In another powerful movement in Kerala, 6, 000 women from lower-caste backgrounds united under the name “Pempilai Orumai” or “Women’s Unity” and took to the streets to protest the poor working conditions they experience. After a nine-day protest, the women won their rights to bring their 20% bonus back.
These movements demonstrate the capacity for women to mobilize without the support of trade unions and how religious difference cannot stop people from unifying behind a common cause.
Towards the 2019 elections
This resistance and unity demonstrated by these movements have occurred despite the repression of the Modi government and its attempts to divide Indian society along religious lines. For the upcoming elections, it is important to question the BJP’s 31% majority and struggle to challenge it.
So far, the elections in Assam, Kerala, Tamil Nadu, and West Bengal have revealed staggering support for the BJP, except in Assam where the BJP won a total of 86 seats. Despite boasting a majority, the stronghold of the BJP seems to be in the midst of losing its grip.
However, Zaheer expressed her simultaneous hope and concern if the BJP continues to lose seats. She noted that in the wake of loses in Bihar and Delhi, there have been surges of violence. Will there be more organized violence to attack minorities in the aftermath of the BJP’s probable losses in the upcoming elections? As Zaheer stated, “This is not a government that when it loses an election will go away quietly”.

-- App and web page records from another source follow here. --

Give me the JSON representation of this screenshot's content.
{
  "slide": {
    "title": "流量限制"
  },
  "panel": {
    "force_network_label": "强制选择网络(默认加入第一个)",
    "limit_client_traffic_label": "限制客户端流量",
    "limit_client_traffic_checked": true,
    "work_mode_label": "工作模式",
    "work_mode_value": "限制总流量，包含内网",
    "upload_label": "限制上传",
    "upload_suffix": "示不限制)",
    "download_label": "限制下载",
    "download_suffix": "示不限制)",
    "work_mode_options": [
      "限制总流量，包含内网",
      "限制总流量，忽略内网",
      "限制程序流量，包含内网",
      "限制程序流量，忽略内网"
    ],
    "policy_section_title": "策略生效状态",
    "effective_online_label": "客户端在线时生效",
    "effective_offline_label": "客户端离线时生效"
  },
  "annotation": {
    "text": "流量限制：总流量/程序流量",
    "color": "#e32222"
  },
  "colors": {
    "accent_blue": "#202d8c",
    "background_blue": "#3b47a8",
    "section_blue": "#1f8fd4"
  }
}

According to Zaheer, the response must be a united challenge to fascism. Little unions must be formed wherever there is support, in order to work towards defeat the Modi in the 2019 general elections. There must be more grassroots movements like those of the students, workers, and women, in order to lead organized parties on the Left into a position that not only represents the people without repression, but defeats the fascist nationalism of the Sangh Parivar. The battle that India faces is not between temples and mosques, but it is the fight between democracy and fascism.